A small step back?

A reported 0300 GMT deadline, which Russian forces denied had been issued, for Ukraine’s troops to disarm in Crimea or face the consequences has passed without incident and in the last hour President Vladimir Putin has ordered troops that took part in military exercises in western Russia to return to base.

That has helped lift the euro but the situation remains incredibly tense. Russia’s stock market is up a little over two percent and the rouble has found a footing but they are nowhere near clawing back Monday’s precipitous losses.

The West may have no military card to play – and its ability to impose meaningful sanctions is untested as yet – but the markets reminded Putin in no uncertain terms yesterday that there is a price to pay for war mongering.

The rouble plunged, Russian stocks dropped 11 percent and the central bank raised interest rates by a full point and a half and then blew $12 billion of its reserves trying to prop up the currency, hardly an ideal policy response for an economy that is already struggling. If in the longer term foreign investment dries up things could get quite nasty. 

NATO allies will hold emergency talks on the crisis, for the second time in three days, following a request from Poland which has taken a more robust stance against Russia than some of its European peers. Kiev’s U.N. ambassador said Russia had deployed roughly 16,000 troops to Crimea since last week.

from Africa News blog:

Will EAC’s common market deal work?

For telecoms-tycoon-turned-philanthropist Mo Ibrahim, it's one step forward, two steps back.
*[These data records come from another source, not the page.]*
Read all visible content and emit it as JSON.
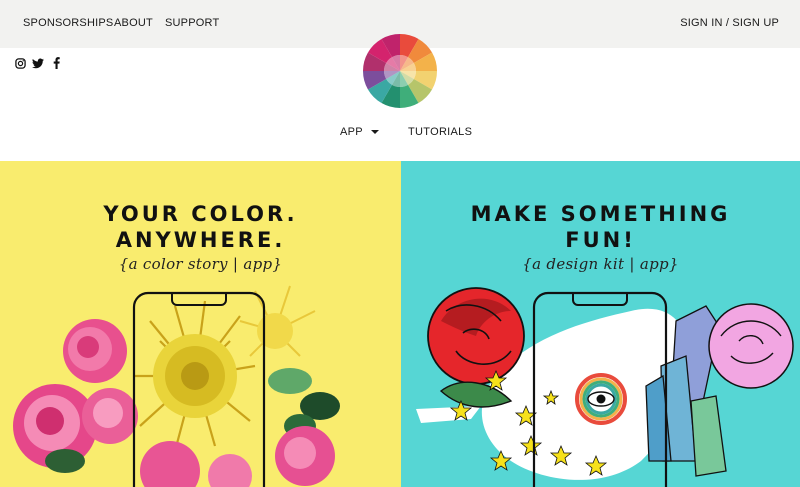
{
  "topnav": {
    "sponsorships": "SPONSORSHIPS",
    "about": "ABOUT",
    "support": "SUPPORT",
    "sign_in": "SIGN IN / SIGN UP"
  },
  "social": {
    "icons": [
      "instagram-icon",
      "twitter-icon",
      "facebook-icon"
    ]
  },
  "logo": {
    "colors": [
      "#e94b3c",
      "#f08a3c",
      "#f3b24a",
      "#f2d270",
      "#b6c56a",
      "#3fae7a",
      "#23906f",
      "#3aa8a3",
      "#7c4e9c",
      "#b1306c",
      "#d4236d",
      "#c0236b"
    ]
  },
  "subnav": {
    "app": "APP",
    "tutorials": "TUTORIALS"
  },
  "panels": {
    "left": {
      "line1": "YOUR COLOR.",
      "line2": "ANYWHERE.",
      "tagline": "{a color story | app}",
      "bg": "#f9ec6e"
    },
    "right": {
      "line1": "MAKE SOMETHING",
      "line2": "FUN!",
      "tagline": "{a design kit | app}",
      "bg": "#56d6d4"
    }
  }
}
For Benno Ndullu, governor of the central Bank of Tanzania, the whole thing is bound to stall unless problems are ironed out first.

For many Tanzanians, it's a threat to their jobs, language and prospects.
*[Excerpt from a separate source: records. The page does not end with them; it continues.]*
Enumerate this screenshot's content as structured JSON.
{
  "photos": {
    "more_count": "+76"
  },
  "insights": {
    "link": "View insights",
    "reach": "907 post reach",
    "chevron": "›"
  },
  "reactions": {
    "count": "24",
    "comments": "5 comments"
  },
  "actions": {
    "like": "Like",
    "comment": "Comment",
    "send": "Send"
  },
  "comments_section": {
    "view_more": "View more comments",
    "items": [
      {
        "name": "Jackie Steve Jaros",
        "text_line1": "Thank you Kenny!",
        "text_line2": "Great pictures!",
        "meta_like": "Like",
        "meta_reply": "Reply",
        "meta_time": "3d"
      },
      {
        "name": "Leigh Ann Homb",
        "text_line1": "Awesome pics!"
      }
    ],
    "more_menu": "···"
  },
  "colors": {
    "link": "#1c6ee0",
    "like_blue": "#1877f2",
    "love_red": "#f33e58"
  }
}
But for the leaders of the five-member East African Community (EAC), signing the common market protocol on Friday represents the future fortunes of Burundi, Kenya, Rwanda, Tanzania and Uganda combined.

Signing the document -- the culmination of a relatively speedy 18 months of negotiation -- will mean goods, services and the community's 126 million people can move freely across their borders, in theory at least.